March 20, 2017 by Kate Brumback

A Russian man accused of helping develop and distribute malicious software designed to steal personal financial information pleaded guilty Monday to a charge of computer fraud.

Mark Vartanyan, 29, who's known to have used the online alias "Kolypto," was arrested in Norway in October 2014 and was extradited to the U.S. in December. He entered a guilty plea in federal court in Atlanta after reaching a deal to cooperate with federal prosecutors, who have agreed not to seek more than five years in prison.

He's scheduled to be sentenced June 21.

Vartanyan, a native of Moscow, was involved in the development, improvement, maintenance and distribution of Citadel, which infects computer systems and steals financial account credentials and personally identifiable information, prosecutor Greg D'Agincourt said in court.

Starting in 2011, Citadel was marketed on invite-only, Russian-language internet forums used by cybercriminals, and users targeted the computer networks of major financial and government institutions around the world, prosecutors have said. Industry estimates indicate it infected about 11 million computers worldwide and caused more than $500 million in losses.

Vartanyan was involved in the development, improvement, maintenance and distribution of Citadel from August 2012 to January 2013 while living in Ukraine and again from April 2014 to June 2014 while living in Norway, prosecutors have said.

Citadel was a top-tier malware at its height but had a relatively short run compared to some similar programs because its source code was leaked early on, making it easier for antivirus companies to spot it and block it, Mark Ray, a former FBI special agent who is now director of cyber investigations at PricewaterhouseCoopers in Atlanta, told The Associated Press in a phone interview.

"What made Citadel so unique is that it was the first one that really incorporated this concept of a customer relationship development module, where the developers wanted feedback from the users on improvements and additions and new features," said Ray, who was still working for the FBI in 2014 and traveled to Norway to interview Vartanyan following his arrest.

Vartanyan was one of many people who helped develop Citadel, Ray said, adding that just like with the development of legitimate software programs, developers of malware rely on different programmers with different tools and skills to build and improve their programs.

Another Russian, Dimitry Belorossov of St. Petersburg, known as Rainerfox, was sentenced in September 2015 to serve 4 1/2 years in prison after pleading guilty in Atlanta to conspiring to commit computer fraud for distributing and installing Citadel onto computers using a variety of methods, prosecutors said.

The Department of Justice investigation into the creator of Citadel is ongoing.

Explore further: Russian man faces US charges related to Citadel malware

Related Stories

Latvian man pleads guilty in worldwide computer virus case

September 5, 2015

A Latvian computer code writer who helped create a virus that spread to more than a million computers worldwide and corrupted some at NASA may be returning home soon after pleading guilty to a federal charge on Friday.

Two Romanians plead guilty in US hacking case

September 17, 2012
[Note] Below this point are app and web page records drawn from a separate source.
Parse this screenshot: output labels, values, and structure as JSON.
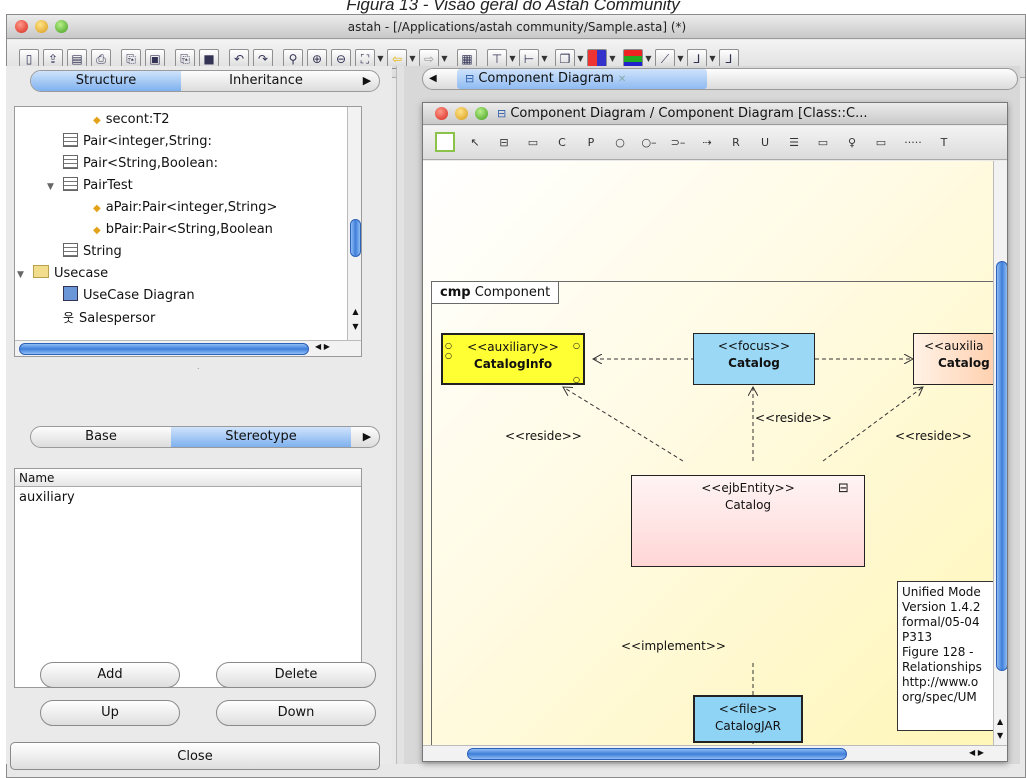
{
  "caption": "Figura 13 - Visão geral do Astah Community",
  "window": {
    "title": "astah - [/Applications/astah community/Sample.asta] (*)"
  },
  "toolbar": {
    "buttons": [
      "new-file",
      "open-file",
      "save",
      "print",
      "copy",
      "paste",
      "copy-image",
      "cut",
      "undo",
      "redo",
      "zoom-fit",
      "zoom-in",
      "zoom-out",
      "fit-window",
      "back",
      "forward",
      "layout",
      "align-top",
      "align-left",
      "layer",
      "fill-color",
      "line-color",
      "line-style",
      "line-end"
    ]
  },
  "left": {
    "tabs": {
      "structure": "Structure",
      "inheritance": "Inheritance"
    },
    "tree": [
      {
        "indent": 2,
        "icon": "diamond",
        "label": "secont:T2",
        "arrow": ""
      },
      {
        "indent": 1,
        "icon": "class",
        "label": "Pair<integer,String:",
        "arrow": ""
      },
      {
        "indent": 1,
        "icon": "class",
        "label": "Pair<String,Boolean:",
        "arrow": ""
      },
      {
        "indent": 1,
        "icon": "class",
        "label": "PairTest",
        "arrow": "▼"
      },
      {
        "indent": 2,
        "icon": "diamond",
        "label": "aPair:Pair<integer,String>",
        "arrow": ""
      },
      {
        "indent": 2,
        "icon": "diamond",
        "label": "bPair:Pair<String,Boolean",
        "arrow": ""
      },
      {
        "indent": 1,
        "icon": "class",
        "label": "String",
        "arrow": ""
      },
      {
        "indent": 0,
        "icon": "folder",
        "label": "Usecase",
        "arrow": "▼"
      },
      {
        "indent": 1,
        "icon": "usecase",
        "label": "UseCase Diagran",
        "arrow": ""
      },
      {
        "indent": 1,
        "icon": "actor",
        "label": "Salespersor",
        "arrow": ""
      }
    ],
    "prop_tabs": {
      "base": "Base",
      "stereotype": "Stereotype"
    },
    "list": {
      "header": "Name",
      "items": [
        "auxiliary"
      ]
    },
    "buttons": {
      "add": "Add",
      "delete": "Delete",
      "up": "Up",
      "down": "Down",
      "close": "Close"
    }
  },
  "diagram_tab": {
    "label": "Component Diagram"
  },
  "inner_window": {
    "title": "Component Diagram / Component Diagram [Class::C...",
    "tool_glyphs": [
      "↖",
      "⊟",
      "▭",
      "C",
      "P",
      "○",
      "○–",
      "⊃–",
      "⇢",
      "R",
      "U",
      "☰",
      "▭",
      "♀",
      "▭",
      "·····",
      "T"
    ]
  },
  "diagram": {
    "frame_kind": "cmp",
    "frame_label": "Component",
    "nodes": {
      "catalog_info": {
        "stereotype": "<<auxiliary>>",
        "name": "CatalogInfo",
        "color": "#ffff33"
      },
      "catalog_focus": {
        "stereotype": "<<focus>>",
        "name": "Catalog",
        "color": "#9ad8f5"
      },
      "catalog_aux": {
        "stereotype": "<<auxilia",
        "name": "Catalog",
        "color": "#ffd7b8"
      },
      "catalog_entity": {
        "stereotype": "<<ejbEntity>>",
        "name": "Catalog",
        "color": "#ffdede"
      },
      "catalog_jar": {
        "stereotype": "<<file>>",
        "name": "CatalogJAR",
        "color": "#8fd3f5"
      }
    },
    "labels": {
      "reside_left": "<<reside>>",
      "reside_mid": "<<reside>>",
      "reside_right": "<<reside>>",
      "implement": "<<implement>>"
    },
    "note_lines": [
      "Unified Mode",
      "Version 1.4.2",
      "formal/05-04",
      "P313",
      "Figure 128 -",
      "Relationships",
      "http://www.o",
      "org/spec/UM"
    ]
  }
}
Two Romanian nationals pleaded guilty Monday to charges stemming from a scheme to hack into and steal payment card data from hundreds of US merchants, officials said.

Hacker gets prison for cyberattack stealing $9.4M

October 24, 2014

An Estonian man who pleaded guilty to orchestrating a 2008 cyberattack on a credit card processing company that enabled hackers to steal $9.4 million has been sentenced to 11 years in prison by a federal judge in Atlanta.

Recommended for you

WikiLeaks releases CIA hacks of Apple Mac computers

March 23, 2017

The Central Intelligence Agency is able to permanently infect an Apple Mac computer so that even reinstalling the operating system will not erase the bug, according to documents published Thursday by WikiLeaks.

Protecting web users' privacy

March 23, 2017

Most website visits these days entail a database query—to look up airline flights, for example, or to find the fastest driving route between two addresses.

0 comments

Please sign in to add a comment. Registration is free, and takes less than a minute. Read more

Click here to reset your password.
Sign in to get notified via email when new comments are made.